Description of the task
The answer must consist of every line from the entries below that contains the word "Ctrl".

Task material

::::::::

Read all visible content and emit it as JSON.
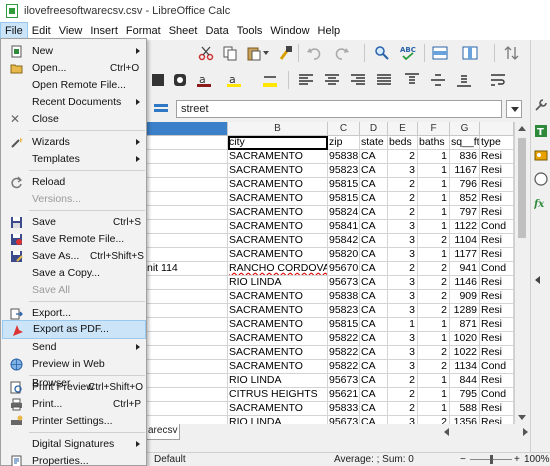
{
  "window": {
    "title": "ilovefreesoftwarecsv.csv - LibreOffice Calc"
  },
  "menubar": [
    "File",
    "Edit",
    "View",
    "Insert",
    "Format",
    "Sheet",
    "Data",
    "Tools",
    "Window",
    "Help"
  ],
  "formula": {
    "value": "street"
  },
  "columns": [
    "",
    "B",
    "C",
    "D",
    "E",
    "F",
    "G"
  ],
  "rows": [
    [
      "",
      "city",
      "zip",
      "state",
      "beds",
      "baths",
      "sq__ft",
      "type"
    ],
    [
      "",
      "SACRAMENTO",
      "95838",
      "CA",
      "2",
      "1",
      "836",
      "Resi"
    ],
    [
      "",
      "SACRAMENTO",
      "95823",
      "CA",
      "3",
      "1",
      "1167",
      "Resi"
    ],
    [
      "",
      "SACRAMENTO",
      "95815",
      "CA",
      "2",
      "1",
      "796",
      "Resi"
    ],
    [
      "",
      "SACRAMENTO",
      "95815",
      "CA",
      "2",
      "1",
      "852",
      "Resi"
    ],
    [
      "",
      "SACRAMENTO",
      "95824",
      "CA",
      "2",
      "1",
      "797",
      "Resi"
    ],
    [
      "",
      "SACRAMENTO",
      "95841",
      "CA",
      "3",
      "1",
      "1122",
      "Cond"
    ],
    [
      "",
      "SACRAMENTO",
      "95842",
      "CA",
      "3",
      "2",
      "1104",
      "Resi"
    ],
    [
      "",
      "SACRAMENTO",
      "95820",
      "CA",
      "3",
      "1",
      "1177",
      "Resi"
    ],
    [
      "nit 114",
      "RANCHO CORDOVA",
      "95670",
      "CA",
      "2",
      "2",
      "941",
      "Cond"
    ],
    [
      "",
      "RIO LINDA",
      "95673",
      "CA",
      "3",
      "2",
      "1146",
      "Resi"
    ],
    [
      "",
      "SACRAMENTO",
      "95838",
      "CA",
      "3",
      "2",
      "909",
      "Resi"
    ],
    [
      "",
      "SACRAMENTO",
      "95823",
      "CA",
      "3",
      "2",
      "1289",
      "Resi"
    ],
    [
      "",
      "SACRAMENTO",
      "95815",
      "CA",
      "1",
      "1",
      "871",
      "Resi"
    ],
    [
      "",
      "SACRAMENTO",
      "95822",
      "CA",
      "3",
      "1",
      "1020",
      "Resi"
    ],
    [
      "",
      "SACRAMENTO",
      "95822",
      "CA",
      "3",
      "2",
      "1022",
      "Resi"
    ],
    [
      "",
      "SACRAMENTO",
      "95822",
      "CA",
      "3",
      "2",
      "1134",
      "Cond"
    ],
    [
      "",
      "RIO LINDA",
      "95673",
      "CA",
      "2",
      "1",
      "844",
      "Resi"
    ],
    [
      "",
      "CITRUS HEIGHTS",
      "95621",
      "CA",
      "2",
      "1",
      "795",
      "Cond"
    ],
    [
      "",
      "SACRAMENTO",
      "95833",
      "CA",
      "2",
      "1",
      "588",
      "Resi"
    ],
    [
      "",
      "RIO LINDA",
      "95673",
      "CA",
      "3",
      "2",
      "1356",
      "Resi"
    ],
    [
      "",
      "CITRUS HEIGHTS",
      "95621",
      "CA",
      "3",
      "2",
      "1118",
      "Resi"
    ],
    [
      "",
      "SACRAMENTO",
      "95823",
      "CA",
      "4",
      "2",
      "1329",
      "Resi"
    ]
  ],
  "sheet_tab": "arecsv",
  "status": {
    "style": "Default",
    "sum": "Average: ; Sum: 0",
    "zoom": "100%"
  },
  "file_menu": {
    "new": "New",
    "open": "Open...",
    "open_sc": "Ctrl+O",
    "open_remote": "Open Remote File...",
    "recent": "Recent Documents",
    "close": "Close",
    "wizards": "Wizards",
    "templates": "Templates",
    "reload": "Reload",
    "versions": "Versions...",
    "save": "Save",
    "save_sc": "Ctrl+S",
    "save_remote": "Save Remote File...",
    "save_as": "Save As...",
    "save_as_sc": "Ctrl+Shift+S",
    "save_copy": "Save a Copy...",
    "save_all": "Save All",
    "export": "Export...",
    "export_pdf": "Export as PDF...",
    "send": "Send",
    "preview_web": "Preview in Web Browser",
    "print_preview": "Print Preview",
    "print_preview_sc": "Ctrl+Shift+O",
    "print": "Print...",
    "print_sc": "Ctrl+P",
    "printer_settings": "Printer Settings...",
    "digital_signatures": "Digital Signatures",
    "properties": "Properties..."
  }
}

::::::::

Reply to the task
    "open_sc": "Ctrl+O",
    "save_sc": "Ctrl+S",
    "save_as_sc": "Ctrl+Shift+S",
    "print_preview_sc": "Ctrl+Shift+O",
    "print_sc": "Ctrl+P",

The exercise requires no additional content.